By David Milotta
Sandy's stricken face confirmed the sinking feeling in my stomach. I had overheard her shocked voice. Something bad had happened.
"That was my mother on the phone," she said as she closed the bedroom door.
"You remember Mom and Dad drove down to Texas to be with Tari for the birth." She looked at me hoping for recollection in my eyes.
"Dad was hit from behind by a car while he was jogging this morning. He died instantly. Mom and Tari had to go to the scene to identify him. Tari's having labor induced tomorrow." There was a catch in her voice.
Husbands have to be strong sometimes, and all I could do was hug my wife. Trying to suppress my tears I prayed, "Dear Lord, we need your strength and healing for the days ahead."

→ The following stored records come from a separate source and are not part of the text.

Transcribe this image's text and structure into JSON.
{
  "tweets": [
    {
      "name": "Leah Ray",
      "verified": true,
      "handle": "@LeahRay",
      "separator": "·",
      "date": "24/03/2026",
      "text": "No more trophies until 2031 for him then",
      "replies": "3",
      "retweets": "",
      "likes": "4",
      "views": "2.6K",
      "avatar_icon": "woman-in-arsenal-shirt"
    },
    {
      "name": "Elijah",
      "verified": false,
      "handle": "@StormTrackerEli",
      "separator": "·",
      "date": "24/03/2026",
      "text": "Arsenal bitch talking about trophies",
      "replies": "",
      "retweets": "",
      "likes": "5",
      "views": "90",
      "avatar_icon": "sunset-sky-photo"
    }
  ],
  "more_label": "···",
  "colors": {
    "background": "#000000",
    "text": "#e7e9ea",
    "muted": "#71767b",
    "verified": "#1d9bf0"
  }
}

The death was heart-wrenching for the family, especially for his wife, Dorothy. My father-in-law, Dr. George McLarren, was a pacesetter in the field of rehabilitative medicine. He was an advocate of a healthy lifestyle that included a good nutritional diet and regular exercise. At age 70, he was still a daily jogger. Ironically, that is what got him killed.
George and Dorothy had driven down from their home in Spokane, Wash., to San Antonio to support their daughter, Tari, who was about to give birth to her second child. As George took his usual early morning run, he was hit from behind and instantly killed by a sleepy driver whose car swerved off the road.

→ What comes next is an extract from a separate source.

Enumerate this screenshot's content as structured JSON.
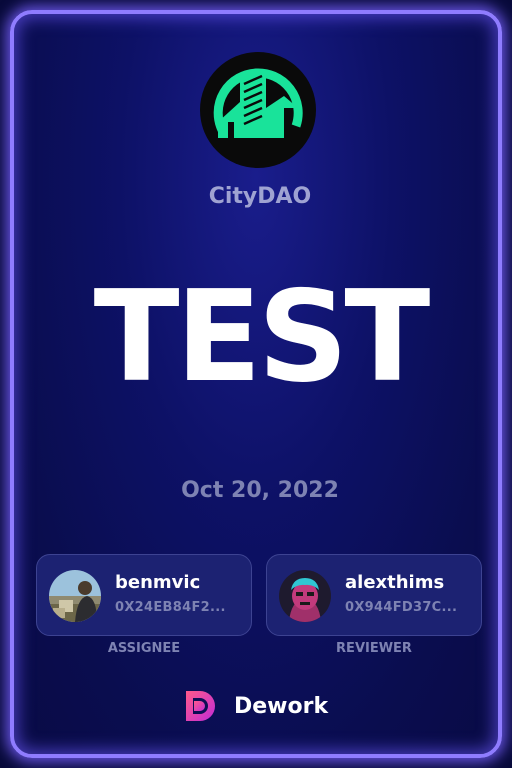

Tari gave birth the next day, and my niece was joyously greeted in this world by a heroic grieving family. For Dorothy, the emotional shock of George's death was temporarily covered by the welcome role of helpful grandmother.
The memorial service, a week later, provided healing for many. I spoke and learned the important lesson of always having a handkerchief handy. My eyes were OK, but my nose betrayed me.

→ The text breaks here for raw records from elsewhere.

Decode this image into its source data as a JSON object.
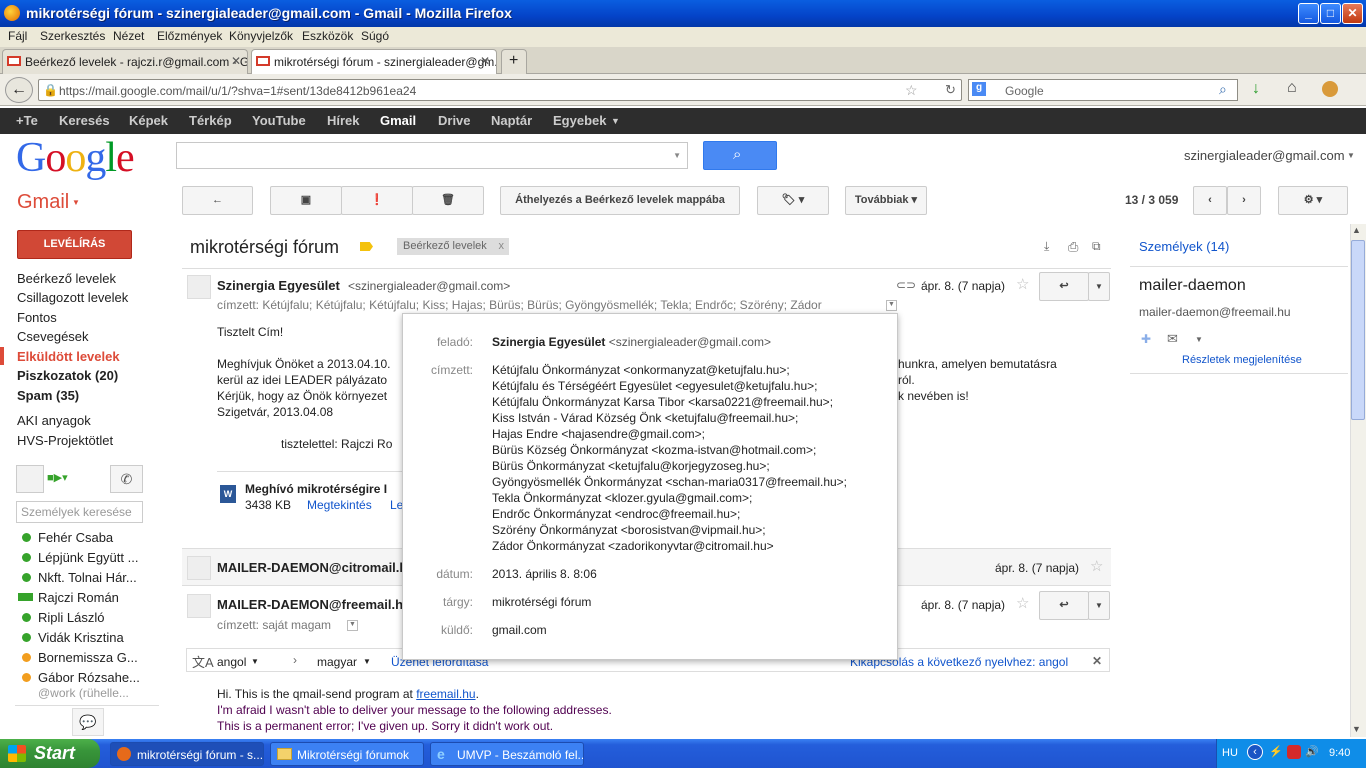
{
  "window": {
    "title": "mikrotérségi fórum - szinergialeader@gmail.com - Gmail - Mozilla Firefox"
  },
  "menu": [
    "Fájl",
    "Szerkesztés",
    "Nézet",
    "Előzmények",
    "Könyvjelzők",
    "Eszközök",
    "Súgó"
  ],
  "tabs": [
    {
      "label": "Beérkező levelek - rajczi.r@gmail.com - G..."
    },
    {
      "label": "mikrotérségi fórum - szinergialeader@gm..."
    }
  ],
  "nav": {
    "url": "https://mail.google.com/mail/u/1/?shva=1#sent/13de8412b961ea24",
    "search_placeholder": "Google"
  },
  "gbar": [
    "+Te",
    "Keresés",
    "Képek",
    "Térkép",
    "YouTube",
    "Hírek",
    "Gmail",
    "Drive",
    "Naptár",
    "Egyebek"
  ],
  "header": {
    "account": "szinergialeader@gmail.com",
    "gmail_label": "Gmail"
  },
  "toolbar": {
    "move_label": "Áthelyezés a Beérkező levelek mappába",
    "more_label": "Továbbiak",
    "count": "13 / 3 059"
  },
  "sidebar": {
    "compose": "LEVÉLÍRÁS",
    "items": [
      "Beérkező levelek",
      "Csillagozott levelek",
      "Fontos",
      "Csevegések",
      "Elküldött levelek",
      "Piszkozatok (20)",
      "Spam (35)",
      "AKI anyagok",
      "HVS-Projektötlet"
    ],
    "people_search_placeholder": "Személyek keresése",
    "contacts": [
      "Fehér Csaba",
      "Lépjünk Együtt ...",
      "Nkft. Tolnai Hár...",
      "Rajczi Román",
      "Ripli László",
      "Vidák Krisztina",
      "Bornemissza G...",
      "Gábor Rózsahe..."
    ],
    "contact_status": "@work (rühelle..."
  },
  "thread": {
    "subject": "mikrotérségi fórum",
    "label": "Beérkező levelek",
    "msg1": {
      "sender": "Szinergia Egyesület",
      "email": "<szinergialeader@gmail.com>",
      "date": "ápr. 8. (7 napja)",
      "to": "címzett: Kétújfalu; Kétújfalu; Kétújfalu; Kiss; Hajas; Bürüs; Bürüs; Gyöngyösmellék; Tekla; Endrőc; Szörény; Zádor",
      "body": [
        "Tisztelt Cím!",
        "Meghívjuk Önöket a 2013.04.10.",
        "kerül az idei LEADER pályázato",
        "Kérjük, hogy az Önök környezet",
        "Szigetvár, 2013.04.08",
        "tisztelettel: Rajczi Ro"
      ],
      "body_right": [
        "hunkra, amelyen bemutatásra",
        "ról.",
        "k nevében is!"
      ],
      "attachment": "Meghívó mikrotérségire I",
      "attachment_size": "3438 KB",
      "attachment_view": "Megtekintés",
      "attachment_dl": "Le"
    },
    "msg2": {
      "sender": "MAILER-DAEMON@citromail.h",
      "date": "ápr. 8. (7 napja)"
    },
    "msg3": {
      "sender": "MAILER-DAEMON@freemail.h",
      "date": "ápr. 8. (7 napja)",
      "to": "címzett: saját magam"
    },
    "translate": {
      "from": "angol",
      "to": "magyar",
      "translate_link": "Üzenet lefordítása",
      "off_link": "Kikapcsolás a következő nyelvhez: angol"
    },
    "bounce": {
      "line1": "Hi. This is the qmail-send program at",
      "link": "freemail.hu",
      "line2": "I'm afraid I wasn't able to deliver your message to the following addresses.",
      "line3": "This is a permanent error; I've given up. Sorry it didn't work out."
    }
  },
  "popup": {
    "from_label": "feladó:",
    "from_name": "Szinergia Egyesület",
    "from_email": "<szinergialeader@gmail.com>",
    "to_label": "címzett:",
    "to": [
      "Kétújfalu Önkormányzat <onkormanyzat@ketujfalu.hu>;",
      "Kétújfalu és Térségéért Egyesület <egyesulet@ketujfalu.hu>;",
      "Kétújfalu Önkormányzat Karsa Tibor <karsa0221@freemail.hu>;",
      "Kiss István - Várad Község Önk <ketujfalu@freemail.hu>;",
      "Hajas Endre <hajasendre@gmail.com>;",
      "Bürüs Község Önkormányzat <kozma-istvan@hotmail.com>;",
      "Bürüs Önkormányzat <ketujfalu@korjegyzoseg.hu>;",
      "Gyöngyösmellék Önkormányzat <schan-maria0317@freemail.hu>;",
      "Tekla Önkormányzat <klozer.gyula@gmail.com>;",
      "Endrőc Önkormányzat <endroc@freemail.hu>;",
      "Szörény Önkormányzat <borosistvan@vipmail.hu>;",
      "Zádor Önkormányzat <zadorikonyvtar@citromail.hu>"
    ],
    "date_label": "dátum:",
    "date": "2013. április 8. 8:06",
    "subject_label": "tárgy:",
    "subject": "mikrotérségi fórum",
    "sent_label": "küldő:",
    "sent_by": "gmail.com"
  },
  "rpanel": {
    "people": "Személyek (14)",
    "name": "mailer-daemon",
    "email": "mailer-daemon@freemail.hu",
    "details": "Részletek megjelenítése"
  },
  "taskbar": {
    "start": "Start",
    "tasks": [
      "mikrotérségi fórum - s...",
      "Mikrotérségi fórumok",
      "UMVP - Beszámoló fel..."
    ],
    "lang": "HU",
    "time": "9:40"
  }
}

For Dorothy, the grieving continued. Despite consolation from church friends and pastoral counseling, she was troubled in her soul. The pain of George's death was sucking the joy from her life. I was of little help, offering more theology than comfort.
About one year later, when Sandy and I visited Dorothy in Spokane, there was a big difference in her countenance. She was less anxious and more at peace within herself. She had gotten her emotional feet under her and her smile was back. I commented on her marked improvement and she told me of an amazing encounter.
"One night I was sleeping fretfully, which had become common since George's passing. I got up about 4 a.m. to get a glass of water from the refrigerator. As I walked down the hallway toward the kitchen, all of a sudden I was startled by a bright light." She grabbed my arm, adding, "Right here, standing in this hallway."
Pointing to the spot she said, "I saw the figure of a man clothed in blinding light, as bright as the incandescence of a light bulb."
Dorothy continued: "The light softened and my heart exploded with joy as I recognized the man. I knew it was George, except he looked younger and more vigorous. He was overflowing with glorious radiant light. He spoke to me with words that my heart and soul could understand."
The figure then faded away, and "relief flooded my soul," Dorothy said. "His presence assured me that everything would be all right."
God has a wonderful way of healing over time. Since that tragic event more than 20 years ago, Dorothy has been blessed with good health and surrounded by her loving family. Recently, she attended the wedding of her eldest granddaughter.